▶ [Assignment]
Find the line containing "What's the underlying". Retype it and every later line of the records exactly, leaving out pictures.

▶ [Information shown]

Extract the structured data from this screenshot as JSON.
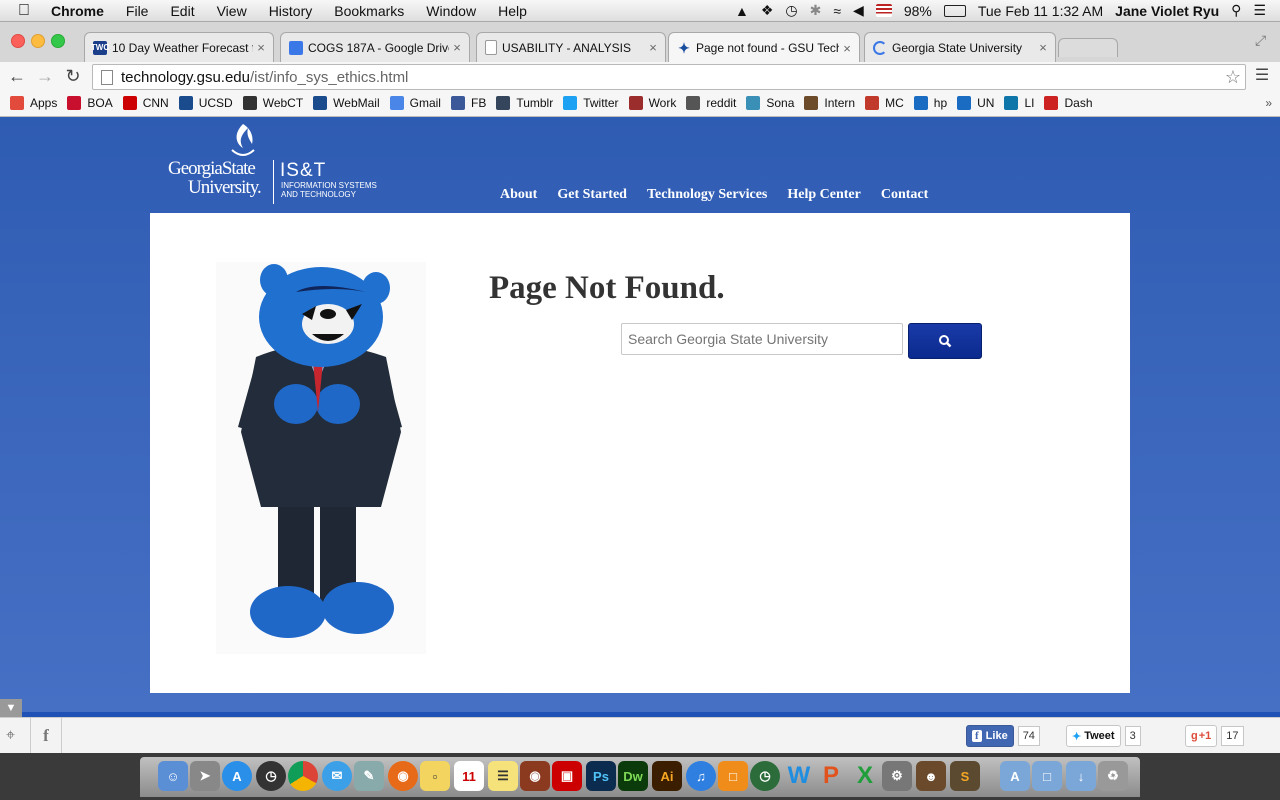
{
  "menubar": {
    "apple": "",
    "items": [
      "Chrome",
      "File",
      "Edit",
      "View",
      "History",
      "Bookmarks",
      "Window",
      "Help"
    ],
    "battery": "98%",
    "datetime": "Tue Feb 11  1:32 AM",
    "user": "Jane Violet Ryu"
  },
  "tabs": [
    {
      "title": "10 Day Weather Forecast f",
      "fav": "TWC",
      "color": "#1b3e8a"
    },
    {
      "title": "COGS 187A - Google Drive",
      "fav": "",
      "color": "#3b78e7"
    },
    {
      "title": "USABILITY - ANALYSIS",
      "fav": "",
      "color": "#ffffff"
    },
    {
      "title": "Page not found - GSU Tech",
      "fav": "",
      "color": "#ffffff"
    },
    {
      "title": "Georgia State University",
      "fav": "",
      "color": "#ffffff"
    }
  ],
  "address": {
    "host": "technology.gsu.edu",
    "path": "/ist/info_sys_ethics.html"
  },
  "bookmarks": [
    {
      "label": "Apps",
      "color": "#e24a3b"
    },
    {
      "label": "BOA",
      "color": "#c8102e"
    },
    {
      "label": "CNN",
      "color": "#cc0000"
    },
    {
      "label": "UCSD",
      "color": "#1a4b8c"
    },
    {
      "label": "WebCT",
      "color": "#333333"
    },
    {
      "label": "WebMail",
      "color": "#1a4b8c"
    },
    {
      "label": "Gmail",
      "color": "#4a86e8"
    },
    {
      "label": "FB",
      "color": "#3b5998"
    },
    {
      "label": "Tumblr",
      "color": "#35465c"
    },
    {
      "label": "Twitter",
      "color": "#1da1f2"
    },
    {
      "label": "Work",
      "color": "#9b2d2d"
    },
    {
      "label": "reddit",
      "color": "#555555"
    },
    {
      "label": "Sona",
      "color": "#3a8fb7"
    },
    {
      "label": "Intern",
      "color": "#6b4b2a"
    },
    {
      "label": "MC",
      "color": "#c0392b"
    },
    {
      "label": "hp",
      "color": "#1a6cc2"
    },
    {
      "label": "UN",
      "color": "#1a6cc2"
    },
    {
      "label": "LI",
      "color": "#0e76a8"
    },
    {
      "label": "Dash",
      "color": "#cc2222"
    }
  ],
  "site": {
    "logo_line1": "GeorgiaState",
    "logo_line2": "University.",
    "dept": "IS&T",
    "dept_sub1": "INFORMATION SYSTEMS",
    "dept_sub2": "AND TECHNOLOGY",
    "nav": [
      "About",
      "Get Started",
      "Technology Services",
      "Help Center",
      "Contact"
    ],
    "heading": "Page Not Found.",
    "search_placeholder": "Search Georgia State University"
  },
  "social": {
    "like_label": "Like",
    "like_count": "74",
    "tweet_label": "Tweet",
    "tweet_count": "3",
    "gplus_label": "+1",
    "gplus_count": "17"
  },
  "colors": {
    "brand": "#2f5fb8",
    "search_button": "#0b2a8e"
  }
}
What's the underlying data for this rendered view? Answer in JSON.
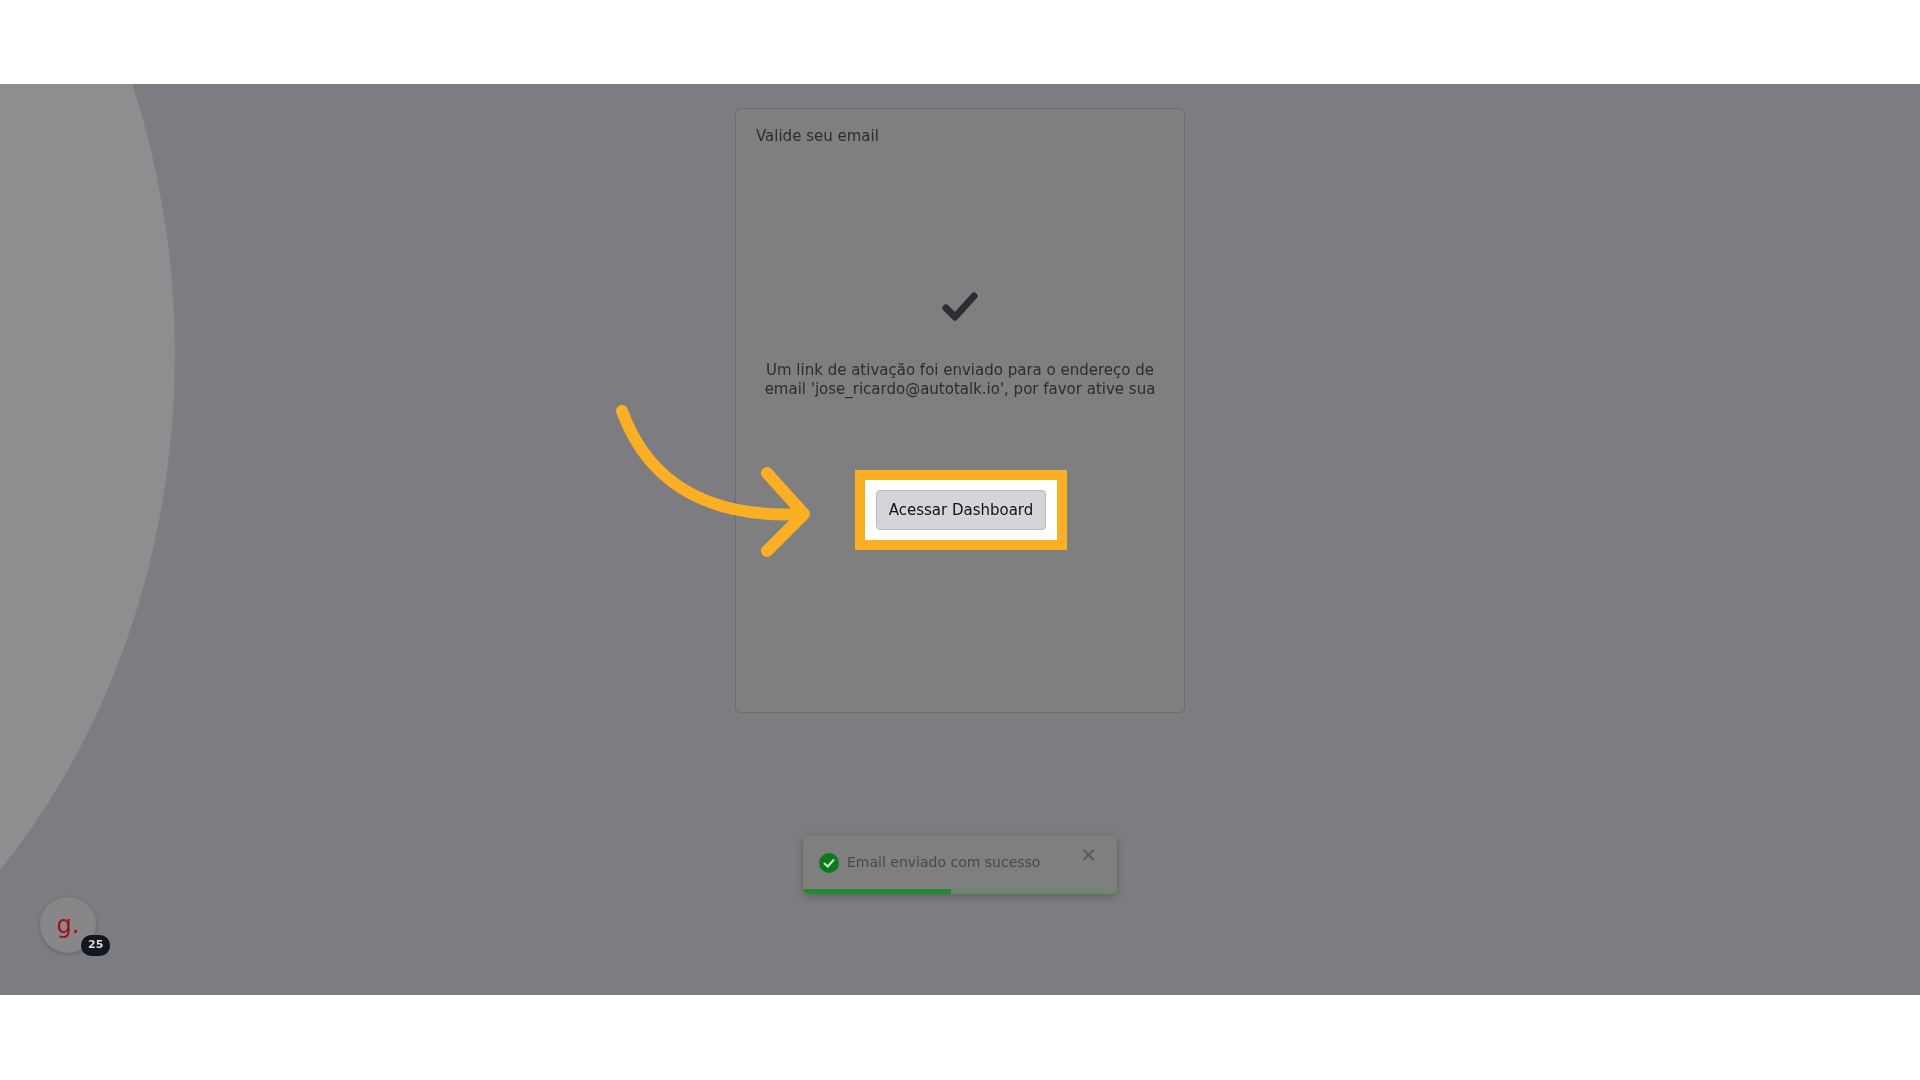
{
  "card": {
    "title": "Valide seu email",
    "message": "Um link de ativação foi enviado para o endereço de email 'jose_ricardo@autotalk.io', por favor ative sua"
  },
  "action_button": {
    "label": "Acessar Dashboard"
  },
  "toast": {
    "message": "Email enviado com sucesso",
    "close": "×",
    "level": 0.47
  },
  "avatar": {
    "letter": "g.",
    "badge": "25"
  }
}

▶ [Solved problem]
What's the underlying data for this rendered view? Answer in JSON.
{
  "card": {
    "title": "Valide seu email",
    "message": "Um link de ativação foi enviado para o endereço de email 'jose_ricardo@autotalk.io', por favor ative sua"
  },
  "action_button": {
    "label": "Acessar Dashboard"
  },
  "toast": {
    "message": "Email enviado com sucesso",
    "close": "×",
    "level": 0.47
  },
  "avatar": {
    "letter": "g.",
    "badge": "25"
  }
}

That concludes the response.